Working long hours is common among small-business owners, whether you’re growing your operation or putting in extra time to fulfill new customer orders. Yet efficiency can be hard to maintain over time, and overdoing it is a recipe for burnout, says Joe Wilner, a life coach, speaker, and writer based in Kansas City, Mo.
To accomplish what needs to get done without wearing yourself out, make some adjustments to your schedule and eating habits, Wilner advises. Here are five tips for boosting your energy during a long workday.
- Take short breaks. Look at your tasks for the day and factor in times when you can step away for a few minutes. Wilner recommends working for about 90 minutes and then taking a 15-minute break. If you’re stressed, use the downtime to take a few deep breaths. Change your environment, too: Get up and stretch, walk around, or step outside. The break will help you shake off a little stress, recover your mind, and be ready to jump in again.
- Watch what you eat and drink. “Be aware of unnaturally caffeinated drinks with high levels of sugar, like soda and energy drinks,” Wilner says. After the initial surge wears off, you’ll face a serious energy drain that comes from a caffeine and sugar crash. Consume caffeinated beverages, including coffee, in moderation — and drink water to stay hydrated. Meals can also make (or break) your energy levels. Kathleen O’Connor, who offers website copywriting services, says she avoids eating large meals that can lead to grogginess. Instead she opts for small, healthy snacks throughout the day, such as nuts, yogurt with granola, fruit, and whole wheat bread with cheese.
- Get enough sleep. Aim to get the rest you need at night to maintain high energy levels throughout the day, Newell says. If you’re short on sleep, taking a power nap can help you recharge. For optimal energy, try to keep the nap between 15 and 30 minutes.
- Stand up. Dan Policastro, CEO of BladeReviews.com, swapped his traditional desk for a standing one. “I used to doze off at my old desk. Now I’m much more alert and have more energy all day,” he says. Even if you don’t switch to a standing desk, handle small tasks while on your feet: Make a phone call, sort papers, or talk to an employee while standing up.

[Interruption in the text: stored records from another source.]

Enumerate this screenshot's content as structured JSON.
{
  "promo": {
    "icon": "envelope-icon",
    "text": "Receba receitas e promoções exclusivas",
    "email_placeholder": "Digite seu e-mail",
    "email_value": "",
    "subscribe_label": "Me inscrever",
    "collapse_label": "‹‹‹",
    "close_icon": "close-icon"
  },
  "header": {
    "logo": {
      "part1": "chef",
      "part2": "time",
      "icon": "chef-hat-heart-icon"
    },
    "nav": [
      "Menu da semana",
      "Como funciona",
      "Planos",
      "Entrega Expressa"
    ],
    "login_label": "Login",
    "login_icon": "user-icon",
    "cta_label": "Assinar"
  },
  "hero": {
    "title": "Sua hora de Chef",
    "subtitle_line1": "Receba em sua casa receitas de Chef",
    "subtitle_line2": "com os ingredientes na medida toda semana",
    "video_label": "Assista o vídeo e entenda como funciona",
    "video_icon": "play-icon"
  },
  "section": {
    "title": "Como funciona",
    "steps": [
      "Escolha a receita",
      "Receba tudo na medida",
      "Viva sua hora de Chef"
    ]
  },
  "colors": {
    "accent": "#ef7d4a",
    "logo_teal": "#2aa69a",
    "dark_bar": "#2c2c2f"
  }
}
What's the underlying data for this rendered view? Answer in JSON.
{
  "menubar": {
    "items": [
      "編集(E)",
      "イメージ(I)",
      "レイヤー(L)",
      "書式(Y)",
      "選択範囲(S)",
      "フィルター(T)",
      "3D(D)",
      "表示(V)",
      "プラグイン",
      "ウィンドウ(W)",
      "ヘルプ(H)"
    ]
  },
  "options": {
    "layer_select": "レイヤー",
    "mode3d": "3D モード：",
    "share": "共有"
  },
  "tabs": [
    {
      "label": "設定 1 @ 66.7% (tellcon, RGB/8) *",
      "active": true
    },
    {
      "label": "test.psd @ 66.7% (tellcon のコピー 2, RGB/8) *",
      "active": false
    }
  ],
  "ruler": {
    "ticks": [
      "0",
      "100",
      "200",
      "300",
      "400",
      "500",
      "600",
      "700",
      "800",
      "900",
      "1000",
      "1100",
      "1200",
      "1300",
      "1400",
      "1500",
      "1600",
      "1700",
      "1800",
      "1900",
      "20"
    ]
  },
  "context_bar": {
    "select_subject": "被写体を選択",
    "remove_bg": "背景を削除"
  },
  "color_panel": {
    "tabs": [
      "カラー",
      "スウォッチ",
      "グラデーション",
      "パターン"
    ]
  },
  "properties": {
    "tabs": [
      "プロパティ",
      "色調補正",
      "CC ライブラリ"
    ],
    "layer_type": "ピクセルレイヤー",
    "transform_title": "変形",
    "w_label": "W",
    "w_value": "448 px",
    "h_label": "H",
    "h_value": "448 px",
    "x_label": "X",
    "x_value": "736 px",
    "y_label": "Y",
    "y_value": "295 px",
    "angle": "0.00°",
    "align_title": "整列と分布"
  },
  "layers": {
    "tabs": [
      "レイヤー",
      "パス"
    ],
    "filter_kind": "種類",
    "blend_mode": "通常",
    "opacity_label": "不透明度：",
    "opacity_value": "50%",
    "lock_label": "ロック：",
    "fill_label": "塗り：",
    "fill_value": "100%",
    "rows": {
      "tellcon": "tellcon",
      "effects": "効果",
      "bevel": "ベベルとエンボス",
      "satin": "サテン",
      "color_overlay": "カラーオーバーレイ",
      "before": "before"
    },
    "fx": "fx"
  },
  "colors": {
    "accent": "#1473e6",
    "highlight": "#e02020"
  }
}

- Get into the right mind-set. Nothing saps strength like facing a dreaded task. For those jobs you don’t want to do, try framing the situation in a way that will help you keep a positive attitude, Wilner suggests. If you’re slogging through a proposal, for instance, think of the long-term growth effects it could have on your business. Staying positive will help increase your energy, giving you the strength you need to get through those long hours.